After basic training and training in support services for the air force, Ulinskas arrived in Vietnam in February 1969 and stayed for 364 days. “They’d have to pay extra if it became 365,” he told me.

The place was Binh Thuy, in Phong Dinh province , on land reclaimed from the Bassac River in the middle of the Mekong Delta with the 632 Combat Support Group, a forward air control base for the Seventh Air Force. The base was right across from Cambodia with the river as the line of separation. This will give you an idea of the proximity to the North Vietnamese, Vietcong.

The guard post on the perimeter of Binh Thuy.. “ It’s the view as I walk out the door. How dismal it looks — it is. Notice the guard –disappeared, he’s asleep. The fence is our protection and you see the tiny fortification to the left. And there is the pond where they fish with their lines.”

Ulinskas was trained to “manage the airport” as he put it and he did till 1970. His first view of the base was “corrugated roofs and cockroaches. It was completely otherworldly.“ The Vietcong mortar fire riddled anything that wasn’t protected. One instance was an above-ground swimming pool that had been constructed for “recreation.” Perimeter guard duty was mandatory and unnerving. How many steps and leaps to jump from office room to bunker when the shelling started became a practiced afterthought.

“That was the reality. Catch-22 was the Bible. It was banned by the way. People smuggled copies in from Singapore and Kuala Lumpur.” Guy, of course, was referring to Joseph Heller’s satirical novel, which is probably one of the most significant books of the twentieth century. In the novel, Yossarian, a World War II bombardier flying sorties over Italy is confronted with almost certain death and when he tries to plead for a mental health deferment, he is told that he’s perfectly sane as he understands the real possibility of death. This double-bind is what appealed to many who served in Vietnam.

Sergeant Ulinskas (standing) getting ready for perimeter duty. “ Notice how happy we look?”
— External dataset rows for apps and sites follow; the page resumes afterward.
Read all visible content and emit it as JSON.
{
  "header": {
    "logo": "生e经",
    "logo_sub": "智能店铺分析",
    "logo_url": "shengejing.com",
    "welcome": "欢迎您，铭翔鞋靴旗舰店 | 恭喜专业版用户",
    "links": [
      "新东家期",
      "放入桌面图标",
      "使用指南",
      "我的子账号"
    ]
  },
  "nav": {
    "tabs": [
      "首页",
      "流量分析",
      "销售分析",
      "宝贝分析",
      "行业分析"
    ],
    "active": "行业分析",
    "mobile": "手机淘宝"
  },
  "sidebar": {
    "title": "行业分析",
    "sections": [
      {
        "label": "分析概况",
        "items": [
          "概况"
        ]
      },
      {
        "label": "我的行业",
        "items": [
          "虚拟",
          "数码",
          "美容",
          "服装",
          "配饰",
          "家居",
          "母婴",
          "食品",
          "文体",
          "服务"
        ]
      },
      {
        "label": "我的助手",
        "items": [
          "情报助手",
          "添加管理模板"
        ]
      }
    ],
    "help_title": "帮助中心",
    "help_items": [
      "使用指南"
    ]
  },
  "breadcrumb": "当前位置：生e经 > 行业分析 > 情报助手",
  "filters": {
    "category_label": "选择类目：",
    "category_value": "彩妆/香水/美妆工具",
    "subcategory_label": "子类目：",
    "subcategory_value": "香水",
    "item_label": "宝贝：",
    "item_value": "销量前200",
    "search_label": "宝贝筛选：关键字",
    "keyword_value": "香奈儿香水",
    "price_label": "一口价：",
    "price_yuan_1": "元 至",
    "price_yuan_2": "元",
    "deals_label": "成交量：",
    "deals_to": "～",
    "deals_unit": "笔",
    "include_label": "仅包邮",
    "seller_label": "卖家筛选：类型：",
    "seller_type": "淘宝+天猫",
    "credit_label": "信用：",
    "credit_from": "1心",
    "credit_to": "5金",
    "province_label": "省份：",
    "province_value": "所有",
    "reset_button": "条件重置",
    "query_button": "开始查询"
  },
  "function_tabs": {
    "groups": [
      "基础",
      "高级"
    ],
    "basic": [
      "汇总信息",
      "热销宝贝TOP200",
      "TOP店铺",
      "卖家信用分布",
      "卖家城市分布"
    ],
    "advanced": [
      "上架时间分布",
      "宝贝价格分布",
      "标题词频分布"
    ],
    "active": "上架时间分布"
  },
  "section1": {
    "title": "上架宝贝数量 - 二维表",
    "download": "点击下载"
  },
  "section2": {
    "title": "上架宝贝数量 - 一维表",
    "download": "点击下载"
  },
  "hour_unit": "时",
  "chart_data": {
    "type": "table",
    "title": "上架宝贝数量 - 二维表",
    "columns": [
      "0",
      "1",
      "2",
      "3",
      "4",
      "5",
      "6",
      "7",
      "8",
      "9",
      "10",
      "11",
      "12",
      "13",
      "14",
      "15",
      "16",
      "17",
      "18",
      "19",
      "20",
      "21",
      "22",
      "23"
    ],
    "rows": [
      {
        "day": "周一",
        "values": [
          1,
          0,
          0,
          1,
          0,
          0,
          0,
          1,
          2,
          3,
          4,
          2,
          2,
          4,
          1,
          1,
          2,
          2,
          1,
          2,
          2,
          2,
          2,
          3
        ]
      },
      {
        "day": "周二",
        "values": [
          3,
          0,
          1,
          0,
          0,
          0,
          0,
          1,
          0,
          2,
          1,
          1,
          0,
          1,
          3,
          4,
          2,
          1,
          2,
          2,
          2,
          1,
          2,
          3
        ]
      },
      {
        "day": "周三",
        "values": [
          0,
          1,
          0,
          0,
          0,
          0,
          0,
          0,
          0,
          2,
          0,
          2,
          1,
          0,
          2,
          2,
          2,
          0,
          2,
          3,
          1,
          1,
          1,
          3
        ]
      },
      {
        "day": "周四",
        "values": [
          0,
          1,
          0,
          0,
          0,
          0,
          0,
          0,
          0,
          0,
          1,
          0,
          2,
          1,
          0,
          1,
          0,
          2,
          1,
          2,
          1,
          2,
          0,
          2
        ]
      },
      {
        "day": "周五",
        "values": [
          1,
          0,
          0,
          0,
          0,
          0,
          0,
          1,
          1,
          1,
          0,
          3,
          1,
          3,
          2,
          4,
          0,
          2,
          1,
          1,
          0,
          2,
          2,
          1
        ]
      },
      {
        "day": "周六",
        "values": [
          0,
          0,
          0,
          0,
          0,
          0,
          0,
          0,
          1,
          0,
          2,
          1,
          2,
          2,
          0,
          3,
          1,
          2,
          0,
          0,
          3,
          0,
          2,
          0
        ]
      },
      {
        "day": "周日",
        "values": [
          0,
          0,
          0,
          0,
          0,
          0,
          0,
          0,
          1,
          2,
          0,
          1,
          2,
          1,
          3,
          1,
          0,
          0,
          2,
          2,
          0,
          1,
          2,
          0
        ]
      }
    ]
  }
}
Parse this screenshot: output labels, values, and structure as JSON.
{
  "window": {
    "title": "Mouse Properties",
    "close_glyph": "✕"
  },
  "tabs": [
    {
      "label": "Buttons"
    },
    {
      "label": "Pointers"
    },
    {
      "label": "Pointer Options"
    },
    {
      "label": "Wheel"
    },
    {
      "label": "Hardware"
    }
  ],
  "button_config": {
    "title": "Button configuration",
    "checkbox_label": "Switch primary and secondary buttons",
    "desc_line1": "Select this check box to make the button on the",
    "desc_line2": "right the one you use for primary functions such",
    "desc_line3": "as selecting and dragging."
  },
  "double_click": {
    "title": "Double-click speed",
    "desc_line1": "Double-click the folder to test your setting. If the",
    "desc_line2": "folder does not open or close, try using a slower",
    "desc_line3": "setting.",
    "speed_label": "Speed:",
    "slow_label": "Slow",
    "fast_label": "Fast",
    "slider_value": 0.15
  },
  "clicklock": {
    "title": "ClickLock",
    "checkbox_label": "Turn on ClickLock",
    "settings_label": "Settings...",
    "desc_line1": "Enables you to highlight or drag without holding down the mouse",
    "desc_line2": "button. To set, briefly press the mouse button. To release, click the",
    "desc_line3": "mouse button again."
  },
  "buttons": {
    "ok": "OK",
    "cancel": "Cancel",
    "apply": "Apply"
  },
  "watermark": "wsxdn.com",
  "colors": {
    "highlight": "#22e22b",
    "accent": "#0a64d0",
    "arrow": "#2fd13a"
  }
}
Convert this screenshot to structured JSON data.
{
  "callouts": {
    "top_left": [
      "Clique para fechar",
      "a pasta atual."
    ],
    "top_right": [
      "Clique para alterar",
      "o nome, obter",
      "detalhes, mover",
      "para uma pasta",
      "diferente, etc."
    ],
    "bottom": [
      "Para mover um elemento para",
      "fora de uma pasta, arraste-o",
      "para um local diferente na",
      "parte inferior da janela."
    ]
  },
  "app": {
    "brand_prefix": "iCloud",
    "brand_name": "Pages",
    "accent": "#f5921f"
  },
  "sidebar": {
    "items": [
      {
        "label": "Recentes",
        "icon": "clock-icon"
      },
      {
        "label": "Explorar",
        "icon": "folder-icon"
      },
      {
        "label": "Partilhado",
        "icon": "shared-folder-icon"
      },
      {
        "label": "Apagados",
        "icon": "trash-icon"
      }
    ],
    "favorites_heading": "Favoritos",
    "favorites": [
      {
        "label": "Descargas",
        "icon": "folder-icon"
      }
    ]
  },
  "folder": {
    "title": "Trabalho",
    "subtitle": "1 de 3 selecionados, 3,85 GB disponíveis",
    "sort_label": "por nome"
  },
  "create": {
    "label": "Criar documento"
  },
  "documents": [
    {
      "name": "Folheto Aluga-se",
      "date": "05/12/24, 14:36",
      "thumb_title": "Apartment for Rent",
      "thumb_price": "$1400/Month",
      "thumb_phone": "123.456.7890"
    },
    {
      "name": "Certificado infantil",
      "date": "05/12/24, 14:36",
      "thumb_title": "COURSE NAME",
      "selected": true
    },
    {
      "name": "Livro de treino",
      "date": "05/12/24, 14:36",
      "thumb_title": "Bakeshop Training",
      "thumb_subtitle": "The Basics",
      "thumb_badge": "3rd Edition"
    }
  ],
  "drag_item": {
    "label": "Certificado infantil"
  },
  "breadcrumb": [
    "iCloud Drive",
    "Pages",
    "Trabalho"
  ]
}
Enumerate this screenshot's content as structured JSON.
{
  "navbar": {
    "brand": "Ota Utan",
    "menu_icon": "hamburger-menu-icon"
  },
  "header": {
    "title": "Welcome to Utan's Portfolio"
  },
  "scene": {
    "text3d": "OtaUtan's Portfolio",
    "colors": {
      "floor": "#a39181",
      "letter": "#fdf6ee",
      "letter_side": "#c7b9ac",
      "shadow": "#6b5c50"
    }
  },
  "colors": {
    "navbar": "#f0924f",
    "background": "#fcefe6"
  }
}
The first six months or so, Ulinskas remembers as being the time he was getting adjusted to this uncertain life and then the next six months became what many brought back with them after the war. “. . . Nothing happened. Every day you thought was going to be the day of the attack and your last day.

You got more and more apprehensive.” The tension created enormous psychological pressure with physical repercussions.

And so, Sergeant Guy Ulinskas finished his tour and came home “sixty or seventy pounds lighter at 155 pounds and a 30-inch waist” to a country riven with division over the war.

It’s been fifty years and the ways of the world haven’t changed much. But people like Guy have. And through them I have learned that no matter what, “A true war story is never moral. It does not instruct, nor encourage virtue, nor suggest models of proper human behavior . . .. “ ( Tim O’Brien, The Things They Carried).

So, go and read the chronological short history of the war in Vietnam, complete with inquiry-based assessments.